For comparison, the scientists looked at data from the US Food and Drug Administration on PFAS in commercially relevant fish in 2019–2022. They report that the average amount of PFAS in freshwater fish was 280 times more than that found in commercially available fish sold in the US.

The FDA has not established a safe level for PFAS in fish. Several states have issued fish consumption advisories based primarily on PFOS levels in freshwater fish, but those levels vary widely by state.

“There should be a single health protective fish consumption advisory for freshwater fish across the country,” Nadia Barbo, a graduate student at Duke University and lead researcher on the study, says in a statement.

In June, the EPA tightened health advisory limits for two of the most toxic PFAS—perfluorooctanoic acid (PFOA) and PFOS—in drinking water. The limits recommended by the EPA—0.004 parts per trillion (ppt) for PFOA and 0.02 ppt for PFOS—are several orders of magnitude lower than the levels found in freshwater fish.

PFOA and PFOS are associated with reproductive, developmental, immunological, and liver effects, as well as certain cancers. Although they are no longer intentionally made in the US, the two chemicals contaminate drinking water nationwide.

The EWG is urging the EPA to stop industrial discharges of PFAS, which end up in rivers and streams and contaminate fish. PFAS are a class of synthetic chemicals known for repelling water and grease.
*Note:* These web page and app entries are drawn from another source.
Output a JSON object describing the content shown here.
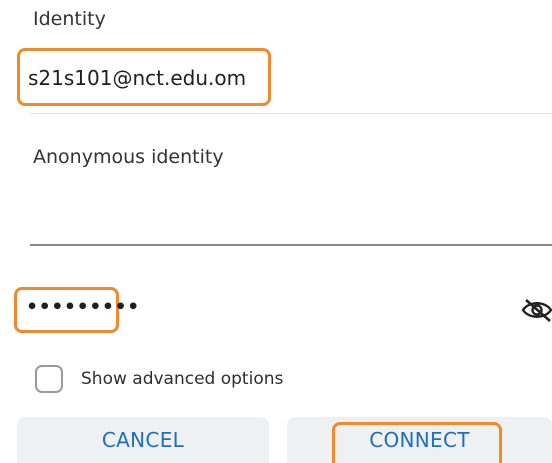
{
  "identity": {
    "label": "Identity",
    "value": "s21s101@nct.edu.om"
  },
  "anonymous_identity": {
    "label": "Anonymous identity",
    "value": ""
  },
  "password": {
    "value": "•••••••••"
  },
  "advanced": {
    "label": "Show advanced options",
    "checked": false
  },
  "buttons": {
    "cancel": "CANCEL",
    "connect": "CONNECT"
  },
  "colors": {
    "highlight": "#f08a2c",
    "button_text": "#1e6fbf",
    "button_bg": "#eef0f2"
  }
}
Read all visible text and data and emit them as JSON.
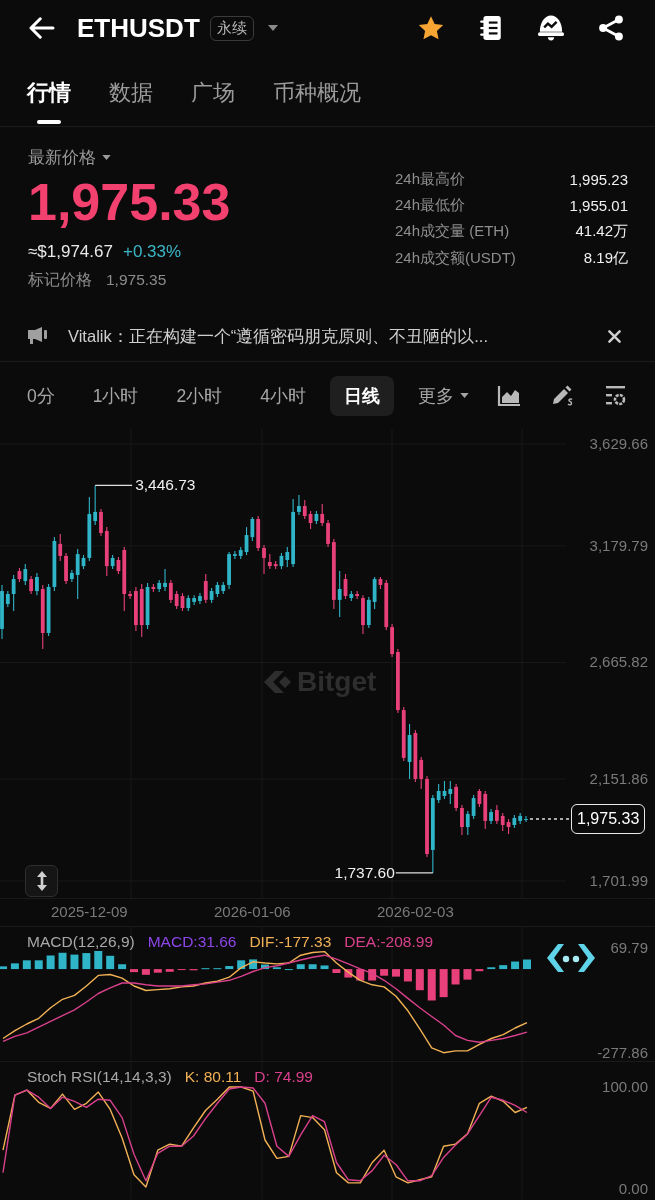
{
  "header": {
    "title": "ETHUSDT",
    "badge": "永续"
  },
  "tabs": [
    {
      "label": "行情",
      "selected": true
    },
    {
      "label": "数据",
      "selected": false
    },
    {
      "label": "广场",
      "selected": false
    },
    {
      "label": "币种概况",
      "selected": false
    }
  ],
  "price": {
    "label": "最新价格",
    "last": "1,975.33",
    "usd": "≈$1,974.67",
    "change": "+0.33%",
    "mark_label": "标记价格",
    "mark_value": "1,975.35"
  },
  "stats": [
    {
      "label": "24h最高价",
      "value": "1,995.23"
    },
    {
      "label": "24h最低价",
      "value": "1,955.01"
    },
    {
      "label": "24h成交量 (ETH)",
      "value": "41.42万"
    },
    {
      "label": "24h成交额(USDT)",
      "value": "8.19亿"
    }
  ],
  "announcement": {
    "text": "Vitalik：正在构建一个“遵循密码朋克原则、不丑陋的以..."
  },
  "intervals": [
    {
      "label": "0分",
      "selected": false
    },
    {
      "label": "1小时",
      "selected": false
    },
    {
      "label": "2小时",
      "selected": false
    },
    {
      "label": "4小时",
      "selected": false
    },
    {
      "label": "日线",
      "selected": true
    }
  ],
  "more_menu": {
    "label": "更多"
  },
  "chart": {
    "watermark": "Bitget",
    "chart_data": {
      "type": "candlestick",
      "grid": true,
      "categories": [
        null,
        null,
        null,
        null,
        null,
        null,
        null,
        null,
        null,
        null,
        null,
        null,
        null,
        null,
        null,
        "2025-12-09",
        null,
        null,
        null,
        null,
        null,
        null,
        null,
        null,
        null,
        null,
        null,
        null,
        null,
        null,
        null,
        null,
        null,
        null,
        null,
        null,
        null,
        null,
        null,
        null,
        null,
        null,
        null,
        "2026-01-06",
        null,
        null,
        null,
        null,
        null,
        null,
        null,
        null,
        null,
        null,
        null,
        null,
        null,
        null,
        null,
        null,
        null,
        null,
        null,
        null,
        null,
        null,
        null,
        null,
        null,
        null,
        null,
        "2026-02-03",
        null,
        null,
        null,
        null,
        null,
        null,
        null,
        null,
        null,
        null,
        null,
        null,
        null,
        null,
        null,
        null,
        null,
        null,
        null
      ],
      "ohlc": [
        [
          2814,
          3008,
          2769,
          2981
        ],
        [
          2924,
          2981,
          2911,
          2968
        ],
        [
          2968,
          3052,
          2893,
          3034
        ],
        [
          3069,
          3083,
          3021,
          3034
        ],
        [
          3025,
          3100,
          3008,
          3078
        ],
        [
          3034,
          3047,
          2968,
          2981
        ],
        [
          2981,
          3061,
          2963,
          3043
        ],
        [
          2990,
          3008,
          2725,
          2796
        ],
        [
          2796,
          3012,
          2783,
          2999
        ],
        [
          2999,
          3219,
          2981,
          3202
        ],
        [
          3189,
          3233,
          3113,
          3136
        ],
        [
          3136,
          3149,
          3012,
          3025
        ],
        [
          3034,
          3074,
          3021,
          3061
        ],
        [
          3052,
          3166,
          2946,
          3144
        ],
        [
          3091,
          3140,
          3078,
          3127
        ],
        [
          3127,
          3396,
          3113,
          3321
        ],
        [
          3290,
          3446.73,
          3272,
          3330
        ],
        [
          3330,
          3343,
          3224,
          3237
        ],
        [
          3246,
          3263,
          3047,
          3091
        ],
        [
          3091,
          3140,
          3078,
          3127
        ],
        [
          3118,
          3131,
          3056,
          3069
        ],
        [
          3162,
          3175,
          2893,
          2968
        ],
        [
          2968,
          2981,
          2946,
          2959
        ],
        [
          2981,
          2999,
          2805,
          2831
        ],
        [
          2990,
          3012,
          2778,
          2831
        ],
        [
          2831,
          3017,
          2814,
          2999
        ],
        [
          2999,
          3012,
          2977,
          2990
        ],
        [
          2990,
          3030,
          2977,
          3017
        ],
        [
          2999,
          3078,
          2981,
          3017
        ],
        [
          3017,
          3030,
          2928,
          2942
        ],
        [
          2968,
          2981,
          2902,
          2915
        ],
        [
          2959,
          2972,
          2893,
          2906
        ],
        [
          2906,
          2963,
          2893,
          2950
        ],
        [
          2933,
          2963,
          2919,
          2950
        ],
        [
          2937,
          2972,
          2924,
          2959
        ],
        [
          3025,
          3056,
          2928,
          2942
        ],
        [
          2942,
          2994,
          2928,
          2981
        ],
        [
          2968,
          3021,
          2955,
          3008
        ],
        [
          2981,
          3021,
          2968,
          3008
        ],
        [
          3008,
          3153,
          2990,
          3144
        ],
        [
          3136,
          3158,
          3122,
          3144
        ],
        [
          3136,
          3175,
          3122,
          3162
        ],
        [
          3153,
          3263,
          3140,
          3228
        ],
        [
          3219,
          3308,
          3202,
          3299
        ],
        [
          3299,
          3312,
          3158,
          3171
        ],
        [
          3171,
          3184,
          3056,
          3127
        ],
        [
          3109,
          3144,
          3078,
          3091
        ],
        [
          3100,
          3113,
          3078,
          3091
        ],
        [
          3091,
          3149,
          3078,
          3136
        ],
        [
          3118,
          3175,
          3087,
          3153
        ],
        [
          3100,
          3387,
          3087,
          3330
        ],
        [
          3330,
          3405,
          3316,
          3356
        ],
        [
          3356,
          3383,
          3299,
          3312
        ],
        [
          3321,
          3334,
          3255,
          3281
        ],
        [
          3290,
          3334,
          3277,
          3321
        ],
        [
          3321,
          3365,
          3268,
          3281
        ],
        [
          3281,
          3294,
          3175,
          3189
        ],
        [
          3197,
          3211,
          2902,
          2942
        ],
        [
          2942,
          3069,
          2867,
          2990
        ],
        [
          3034,
          3056,
          2946,
          2959
        ],
        [
          2950,
          2981,
          2937,
          2968
        ],
        [
          2968,
          2981,
          2946,
          2959
        ],
        [
          2950,
          2963,
          2792,
          2831
        ],
        [
          2831,
          2955,
          2818,
          2942
        ],
        [
          2933,
          3043,
          2902,
          3034
        ],
        [
          3034,
          3043,
          2990,
          3008
        ],
        [
          3017,
          3030,
          2809,
          2822
        ],
        [
          2822,
          2836,
          2690,
          2703
        ],
        [
          2712,
          2725,
          2443,
          2456
        ],
        [
          2456,
          2470,
          2231,
          2245
        ],
        [
          2227,
          2395,
          2152,
          2346
        ],
        [
          2355,
          2368,
          2139,
          2152
        ],
        [
          2236,
          2249,
          2108,
          2152
        ],
        [
          2152,
          2165,
          1808,
          1821
        ],
        [
          1839,
          2081,
          1737.6,
          2068
        ],
        [
          2059,
          2130,
          2046,
          2099
        ],
        [
          2077,
          2143,
          2064,
          2099
        ],
        [
          2086,
          2143,
          2042,
          2108
        ],
        [
          2117,
          2130,
          2011,
          2024
        ],
        [
          2024,
          2037,
          1905,
          1940
        ],
        [
          1940,
          2011,
          1905,
          1998
        ],
        [
          1989,
          2081,
          1975,
          2068
        ],
        [
          2099,
          2108,
          2028,
          2042
        ],
        [
          2086,
          2099,
          1931,
          1967
        ],
        [
          1967,
          2020,
          1953,
          2006
        ],
        [
          2015,
          2037,
          1953,
          1967
        ],
        [
          1989,
          2002,
          1923,
          1949
        ],
        [
          1962,
          1975,
          1909,
          1940
        ],
        [
          1949,
          1993,
          1936,
          1980
        ],
        [
          1967,
          2002,
          1953,
          1989
        ],
        [
          1971,
          1989,
          1962,
          1975.33
        ]
      ],
      "ylim": [
        1627.0,
        3695.8
      ],
      "yticks": [
        {
          "value": 3629.66,
          "label": "3,629.66"
        },
        {
          "value": 3179.79,
          "label": "3,179.79"
        },
        {
          "value": 2665.82,
          "label": "2,665.82"
        },
        {
          "value": 2151.86,
          "label": "2,151.86"
        },
        {
          "value": 1701.99,
          "label": "1,701.99"
        }
      ],
      "annotations": [
        "3,446.73",
        "1,737.60",
        "1,975.33"
      ]
    }
  },
  "macd": {
    "title": "MACD(12,26,9)",
    "macd": "MACD:31.66",
    "chart_data": {
      "type": "line",
      "grid": true,
      "series": [
        {
          "type": "bar",
          "color": "#2fb4c8",
          "values": [
            9,
            19,
            29,
            29,
            45,
            54,
            48,
            53,
            60,
            44,
            16,
            null,
            null,
            null,
            null,
            null,
            null,
            3,
            3,
            10,
            29,
            32,
            15,
            6,
            0,
            16,
            16,
            12,
            null,
            null,
            null,
            null,
            null,
            null,
            null,
            null,
            null,
            null,
            null,
            null,
            null,
            6,
            13,
            25,
            31.66
          ]
        },
        {
          "type": "bar",
          "color": "#e8407a",
          "values": [
            null,
            null,
            null,
            null,
            null,
            null,
            null,
            null,
            null,
            null,
            null,
            -10,
            -19,
            -12,
            -9,
            -3,
            -4,
            null,
            null,
            null,
            null,
            null,
            null,
            null,
            null,
            null,
            null,
            null,
            -13,
            -28,
            -38,
            -38,
            -22,
            -25,
            -41,
            -70,
            -104,
            -93,
            -51,
            -35,
            -7,
            null,
            null,
            null,
            null
          ]
        },
        {
          "name": "DIF:-177.33",
          "color": "#f2b155",
          "values": [
            -230,
            -204,
            -182,
            -163,
            -128,
            -100,
            -87,
            -56,
            -21,
            -18,
            -30,
            -56,
            -71,
            -68,
            -65,
            -59,
            -56,
            -46,
            -40,
            -27,
            5,
            24,
            20,
            17,
            20,
            46,
            55,
            58,
            20,
            -11,
            -37,
            -52,
            -59,
            -90,
            -138,
            -198,
            -261,
            -277,
            -271,
            -271,
            -249,
            -230,
            -217,
            -195,
            -177.33
          ]
        },
        {
          "name": "DEA:-208.99",
          "color": "#d9408c",
          "values": [
            -239,
            -223,
            -211,
            -192,
            -173,
            -154,
            -135,
            -109,
            -81,
            -62,
            -46,
            -46,
            -52,
            -56,
            -56,
            -56,
            -52,
            -49,
            -43,
            -37,
            -24,
            -8,
            5,
            11,
            20,
            30,
            39,
            46,
            33,
            17,
            1,
            -14,
            -37,
            -65,
            -97,
            -128,
            -157,
            -185,
            -220,
            -236,
            -242,
            -236,
            -230,
            -220,
            -208.99
          ]
        }
      ],
      "ylim": [
        -277.86,
        69.79
      ],
      "yticks": [
        {
          "value": 69.79,
          "label": "69.79"
        },
        {
          "value": -277.86,
          "label": "-277.86"
        }
      ]
    }
  },
  "stoch_rsi": {
    "title": "Stoch RSI(14,14,3,3)",
    "chart_data": {
      "type": "line",
      "grid": true,
      "series": [
        {
          "name": "K: 80.11",
          "color": "#f2b155",
          "values": [
            38,
            92,
            97,
            85,
            79,
            93,
            78,
            84,
            95,
            78,
            50,
            14,
            2,
            38,
            44,
            42,
            60,
            77,
            88,
            100,
            100,
            96,
            48,
            30,
            32,
            72,
            70,
            58,
            16,
            6,
            6,
            26,
            38,
            12,
            6,
            9,
            12,
            42,
            44,
            54,
            84,
            91,
            86,
            75,
            80.11
          ]
        },
        {
          "name": "D: 74.99",
          "color": "#d9408c",
          "values": [
            16,
            92,
            97,
            90,
            79,
            90,
            86,
            80,
            88,
            87,
            70,
            34,
            8,
            35,
            42,
            42,
            52,
            69,
            84,
            98,
            100,
            99,
            84,
            42,
            32,
            53,
            72,
            66,
            26,
            9,
            8,
            18,
            33,
            24,
            8,
            8,
            13,
            31,
            43,
            54,
            72,
            90,
            87,
            82,
            74.99
          ]
        }
      ],
      "ylim": [
        0,
        100
      ],
      "yticks": [
        {
          "value": 100,
          "label": "100.00"
        },
        {
          "value": 0,
          "label": "0.00"
        }
      ]
    }
  }
}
Often called forever chemicals, they are slow to break down in the environment and in people.



This article has been sent to the following recipient:

Chemistry matters. Join us to get the news you need.